_EXERCISE GOAL:_
Select, from the material below, each line with "match" in it.

_WORKING DATA:_
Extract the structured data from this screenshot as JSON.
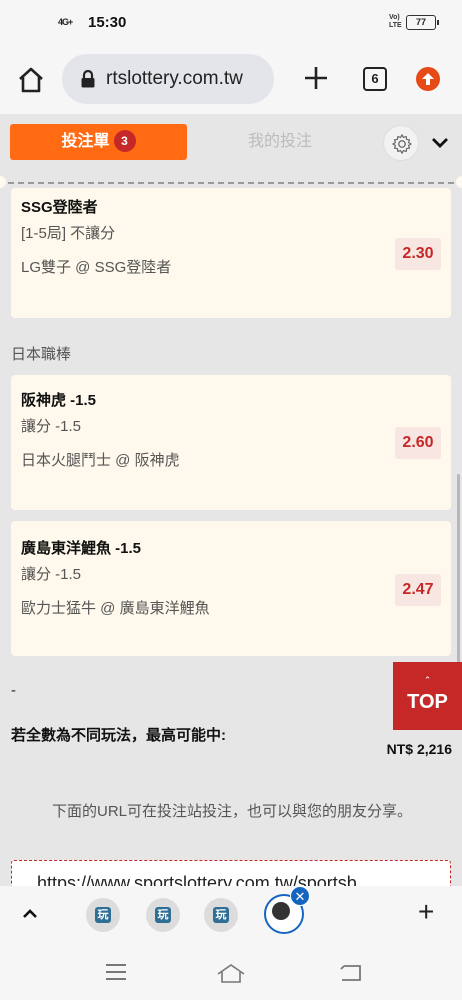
{
  "status_bar": {
    "signal": "4G+",
    "time": "15:30",
    "volte_line1": "Vo)",
    "volte_line2": "LTE",
    "battery": "77"
  },
  "browser": {
    "url": "rtslottery.com.tw",
    "tab_count": "6"
  },
  "slip": {
    "tab_active_label": "投注單",
    "tab_active_count": "3",
    "tab_inactive_label": "我的投注"
  },
  "bets": [
    {
      "title": "SSG登陸者",
      "market": "[1-5局] 不讓分",
      "match": "LG雙子 @ SSG登陸者",
      "odds": "2.30"
    },
    {
      "title": "阪神虎 -1.5",
      "market": "讓分 -1.5",
      "match": "日本火腿鬥士 @ 阪神虎",
      "odds": "2.60"
    },
    {
      "title": "廣島東洋鯉魚 -1.5",
      "market": "讓分 -1.5",
      "match": "歐力士猛牛 @ 廣島東洋鯉魚",
      "odds": "2.47"
    }
  ],
  "league_label": "日本職棒",
  "summary": {
    "dash": "-",
    "max_win_label": "若全數為不同玩法，最高可能中:",
    "max_win_amount": "NT$ 2,216"
  },
  "top_button": {
    "arrow": "⌃",
    "label": "TOP"
  },
  "share": {
    "text": "下面的URL可在投注站投注，也可以與您的朋友分享。",
    "url_partial": "https://www.sportslottery.com.tw/sportsb"
  },
  "tab_group": {
    "favicon_label": "玩",
    "close_symbol": "✕",
    "add_symbol": "+"
  },
  "colors": {
    "accent": "#ff6a13",
    "odds_red": "#c62828",
    "card_bg": "#fef9ec",
    "page_bg": "#e6e6e6"
  }
}
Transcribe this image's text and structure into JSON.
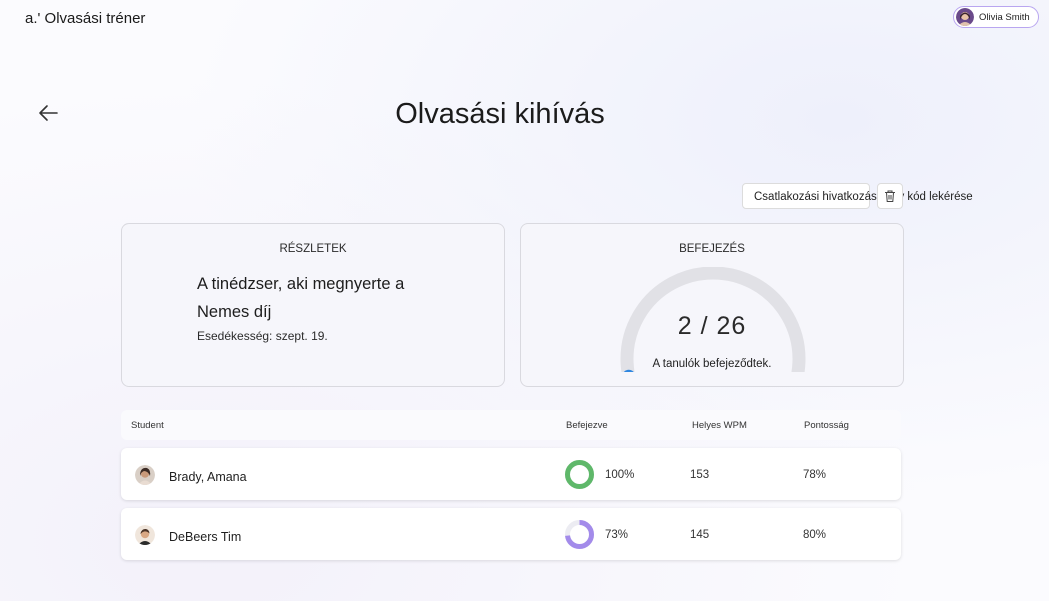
{
  "header": {
    "app_title": "a.' Olvasási tréner",
    "user_name": "Olivia Smith"
  },
  "page": {
    "title": "Olvasási kihívás",
    "join_button_label": "Csatlakozási hivatkozás vagy kód lekérése"
  },
  "details": {
    "heading": "RÉSZLETEK",
    "book_title": "A tinédzser, aki megnyerte a Nemes díj",
    "due": "Esedékesség: szept. 19."
  },
  "completion": {
    "heading": "BEFEJEZÉS",
    "value_text": "2 / 26",
    "completed": 2,
    "total": 26,
    "label": "A tanulók befejeződtek.",
    "accent_color": "#2f87e0",
    "track_color": "#e1e1e6"
  },
  "table": {
    "columns": [
      "Student",
      "Befejezve",
      "Helyes WPM",
      "Pontosság"
    ],
    "rows": [
      {
        "student": "Brady, Amana",
        "completed": "100%",
        "completed_fraction": 1.0,
        "ring_color": "#5fb86a",
        "wpm": "153",
        "accuracy": "78%"
      },
      {
        "student": "DeBeers Tim",
        "completed": "73%",
        "completed_fraction": 0.73,
        "ring_color": "#a38bea",
        "wpm": "145",
        "accuracy": "80%"
      }
    ]
  },
  "icons": {
    "back": "arrow-left-icon",
    "delete": "trash-icon"
  }
}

_OUTPUT:_
      "match": "LG雙子 @ SSG登陸者",
      "match": "日本火腿鬥士 @ 阪神虎",
      "match": "歐力士猛牛 @ 廣島東洋鯉魚",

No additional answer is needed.